* About this exercise *
Exactly reproduce each line of the listing that follows.

* Input *
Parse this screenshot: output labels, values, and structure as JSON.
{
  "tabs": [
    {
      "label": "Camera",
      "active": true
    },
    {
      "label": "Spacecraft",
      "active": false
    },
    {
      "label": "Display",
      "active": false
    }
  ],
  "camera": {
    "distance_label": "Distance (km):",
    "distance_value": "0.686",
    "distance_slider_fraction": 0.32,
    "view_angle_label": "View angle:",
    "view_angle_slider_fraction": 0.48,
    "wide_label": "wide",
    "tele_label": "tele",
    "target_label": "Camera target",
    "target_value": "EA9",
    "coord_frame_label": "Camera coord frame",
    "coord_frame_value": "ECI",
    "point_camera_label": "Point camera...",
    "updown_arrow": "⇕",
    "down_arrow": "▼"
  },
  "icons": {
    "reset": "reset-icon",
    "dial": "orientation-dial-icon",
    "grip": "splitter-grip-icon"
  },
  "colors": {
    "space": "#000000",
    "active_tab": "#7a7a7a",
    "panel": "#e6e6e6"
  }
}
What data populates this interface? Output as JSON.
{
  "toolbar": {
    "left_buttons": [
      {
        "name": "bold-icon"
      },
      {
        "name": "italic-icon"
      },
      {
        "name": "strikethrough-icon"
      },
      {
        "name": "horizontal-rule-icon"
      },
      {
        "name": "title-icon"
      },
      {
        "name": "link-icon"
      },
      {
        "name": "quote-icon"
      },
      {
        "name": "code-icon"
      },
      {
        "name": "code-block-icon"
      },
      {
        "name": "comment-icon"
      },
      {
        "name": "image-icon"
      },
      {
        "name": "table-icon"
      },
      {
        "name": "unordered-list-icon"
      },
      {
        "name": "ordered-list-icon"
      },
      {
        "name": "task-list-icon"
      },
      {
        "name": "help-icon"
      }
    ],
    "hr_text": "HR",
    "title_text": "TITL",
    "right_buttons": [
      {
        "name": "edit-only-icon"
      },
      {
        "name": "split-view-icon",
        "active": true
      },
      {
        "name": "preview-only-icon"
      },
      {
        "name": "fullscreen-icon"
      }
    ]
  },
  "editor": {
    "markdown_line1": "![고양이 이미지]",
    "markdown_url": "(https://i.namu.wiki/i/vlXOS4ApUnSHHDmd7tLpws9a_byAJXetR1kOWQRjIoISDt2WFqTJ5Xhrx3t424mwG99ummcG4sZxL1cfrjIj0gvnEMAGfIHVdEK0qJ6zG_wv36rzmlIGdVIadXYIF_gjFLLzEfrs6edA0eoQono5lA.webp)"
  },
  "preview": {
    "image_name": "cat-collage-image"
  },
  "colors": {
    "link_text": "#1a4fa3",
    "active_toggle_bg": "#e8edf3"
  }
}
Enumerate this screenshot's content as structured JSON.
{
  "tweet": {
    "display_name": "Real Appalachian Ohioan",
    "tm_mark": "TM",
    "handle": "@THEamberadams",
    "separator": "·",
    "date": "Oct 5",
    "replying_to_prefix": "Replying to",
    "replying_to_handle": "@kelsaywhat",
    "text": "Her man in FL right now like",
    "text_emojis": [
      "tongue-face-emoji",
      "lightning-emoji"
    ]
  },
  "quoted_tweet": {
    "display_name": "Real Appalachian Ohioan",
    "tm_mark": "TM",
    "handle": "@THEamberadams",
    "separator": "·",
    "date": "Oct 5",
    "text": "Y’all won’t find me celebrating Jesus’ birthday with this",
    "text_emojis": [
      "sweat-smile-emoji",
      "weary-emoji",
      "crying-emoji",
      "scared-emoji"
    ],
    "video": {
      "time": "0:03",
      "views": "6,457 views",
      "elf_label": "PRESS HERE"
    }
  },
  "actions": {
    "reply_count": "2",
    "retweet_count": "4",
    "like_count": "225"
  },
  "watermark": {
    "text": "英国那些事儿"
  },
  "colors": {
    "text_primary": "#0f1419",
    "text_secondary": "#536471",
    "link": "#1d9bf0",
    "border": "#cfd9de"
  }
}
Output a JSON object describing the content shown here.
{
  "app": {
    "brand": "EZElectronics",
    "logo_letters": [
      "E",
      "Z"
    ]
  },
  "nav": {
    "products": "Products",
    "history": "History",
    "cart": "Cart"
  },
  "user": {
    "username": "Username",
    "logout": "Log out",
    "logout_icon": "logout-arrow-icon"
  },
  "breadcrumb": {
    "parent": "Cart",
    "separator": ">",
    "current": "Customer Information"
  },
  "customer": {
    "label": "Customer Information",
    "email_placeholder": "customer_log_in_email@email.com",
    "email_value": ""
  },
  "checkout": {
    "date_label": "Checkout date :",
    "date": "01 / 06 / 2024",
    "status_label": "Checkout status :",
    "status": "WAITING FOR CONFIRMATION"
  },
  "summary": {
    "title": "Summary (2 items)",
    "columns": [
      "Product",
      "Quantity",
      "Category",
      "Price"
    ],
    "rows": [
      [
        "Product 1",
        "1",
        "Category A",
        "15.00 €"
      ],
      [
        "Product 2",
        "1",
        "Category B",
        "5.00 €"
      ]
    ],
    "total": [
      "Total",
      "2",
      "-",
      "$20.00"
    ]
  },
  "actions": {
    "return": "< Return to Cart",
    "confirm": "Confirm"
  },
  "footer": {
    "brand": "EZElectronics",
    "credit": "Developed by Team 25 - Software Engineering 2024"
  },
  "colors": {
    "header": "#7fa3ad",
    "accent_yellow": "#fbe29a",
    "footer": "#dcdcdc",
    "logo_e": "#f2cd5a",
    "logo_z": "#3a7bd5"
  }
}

* Written solution *
Parse this screenshot: output labels, values, and structure as JSON.
{
  "tabs": [
    {
      "label": "Camera",
      "active": true
    },
    {
      "label": "Spacecraft",
      "active": false
    },
    {
      "label": "Display",
      "active": false
    }
  ],
  "camera": {
    "distance_label": "Distance (km):",
    "distance_value": "0.686",
    "distance_slider_fraction": 0.32,
    "view_angle_label": "View angle:",
    "view_angle_slider_fraction": 0.48,
    "wide_label": "wide",
    "tele_label": "tele",
    "target_label": "Camera target",
    "target_value": "EA9",
    "coord_frame_label": "Camera coord frame",
    "coord_frame_value": "ECI",
    "point_camera_label": "Point camera...",
    "updown_arrow": "⇕",
    "down_arrow": "▼"
  },
  "icons": {
    "reset": "reset-icon",
    "dial": "orientation-dial-icon",
    "grip": "splitter-grip-icon"
  },
  "colors": {
    "space": "#000000",
    "active_tab": "#7a7a7a",
    "panel": "#e6e6e6"
  }
}
What data populates this interface? Output as JSON.
{
  "toolbar": {
    "left_buttons": [
      {
        "name": "bold-icon"
      },
      {
        "name": "italic-icon"
      },
      {
        "name": "strikethrough-icon"
      },
      {
        "name": "horizontal-rule-icon"
      },
      {
        "name": "title-icon"
      },
      {
        "name": "link-icon"
      },
      {
        "name": "quote-icon"
      },
      {
        "name": "code-icon"
      },
      {
        "name": "code-block-icon"
      },
      {
        "name": "comment-icon"
      },
      {
        "name": "image-icon"
      },
      {
        "name": "table-icon"
      },
      {
        "name": "unordered-list-icon"
      },
      {
        "name": "ordered-list-icon"
      },
      {
        "name": "task-list-icon"
      },
      {
        "name": "help-icon"
      }
    ],
    "hr_text": "HR",
    "title_text": "TITL",
    "right_buttons": [
      {
        "name": "edit-only-icon"
      },
      {
        "name": "split-view-icon",
        "active": true
      },
      {
        "name": "preview-only-icon"
      },
      {
        "name": "fullscreen-icon"
      }
    ]
  },
  "editor": {
    "markdown_line1": "![고양이 이미지]",
    "markdown_url": "(https://i.namu.wiki/i/vlXOS4ApUnSHHDmd7tLpws9a_byAJXetR1kOWQRjIoISDt2WFqTJ5Xhrx3t424mwG99ummcG4sZxL1cfrjIj0gvnEMAGfIHVdEK0qJ6zG_wv36rzmlIGdVIadXYIF_gjFLLzEfrs6edA0eoQono5lA.webp)"
  },
  "preview": {
    "image_name": "cat-collage-image"
  },
  "colors": {
    "link_text": "#1a4fa3",
    "active_toggle_bg": "#e8edf3"
  }
}
Enumerate this screenshot's content as structured JSON.
{
  "tweet": {
    "display_name": "Real Appalachian Ohioan",
    "tm_mark": "TM",
    "handle": "@THEamberadams",
    "separator": "·",
    "date": "Oct 5",
    "replying_to_prefix": "Replying to",
    "replying_to_handle": "@kelsaywhat",
    "text": "Her man in FL right now like",
    "text_emojis": [
      "tongue-face-emoji",
      "lightning-emoji"
    ]
  },
  "quoted_tweet": {
    "display_name": "Real Appalachian Ohioan",
    "tm_mark": "TM",
    "handle": "@THEamberadams",
    "separator": "·",
    "date": "Oct 5",
    "text": "Y’all won’t find me celebrating Jesus’ birthday with this",
    "text_emojis": [
      "sweat-smile-emoji",
      "weary-emoji",
      "crying-emoji",
      "scared-emoji"
    ],
    "video": {
      "time": "0:03",
      "views": "6,457 views",
      "elf_label": "PRESS HERE"
    }
  },
  "actions": {
    "reply_count": "2",
    "retweet_count": "4",
    "like_count": "225"
  },
  "watermark": {
    "text": "英国那些事儿"
  },
  "colors": {
    "text_primary": "#0f1419",
    "text_secondary": "#536471",
    "link": "#1d9bf0",
    "border": "#cfd9de"
  }
}
Output a JSON object describing the content shown here.
{
  "app": {
    "brand": "EZElectronics",
    "logo_letters": [
      "E",
      "Z"
    ]
  },
  "nav": {
    "products": "Products",
    "history": "History",
    "cart": "Cart"
  },
  "user": {
    "username": "Username",
    "logout": "Log out",
    "logout_icon": "logout-arrow-icon"
  },
  "breadcrumb": {
    "parent": "Cart",
    "separator": ">",
    "current": "Customer Information"
  },
  "customer": {
    "label": "Customer Information",
    "email_placeholder": "customer_log_in_email@email.com",
    "email_value": ""
  },
  "checkout": {
    "date_label": "Checkout date :",
    "date": "01 / 06 / 2024",
    "status_label": "Checkout status :",
    "status": "WAITING FOR CONFIRMATION"
  },
  "summary": {
    "title": "Summary (2 items)",
    "columns": [
      "Product",
      "Quantity",
      "Category",
      "Price"
    ],
    "rows": [
      [
        "Product 1",
        "1",
        "Category A",
        "15.00 €"
      ],
      [
        "Product 2",
        "1",
        "Category B",
        "5.00 €"
      ]
    ],
    "total": [
      "Total",
      "2",
      "-",
      "$20.00"
    ]
  },
  "actions": {
    "return": "< Return to Cart",
    "confirm": "Confirm"
  },
  "footer": {
    "brand": "EZElectronics",
    "credit": "Developed by Team 25 - Software Engineering 2024"
  },
  "colors": {
    "header": "#7fa3ad",
    "accent_yellow": "#fbe29a",
    "footer": "#dcdcdc",
    "logo_e": "#f2cd5a",
    "logo_z": "#3a7bd5"
  }
}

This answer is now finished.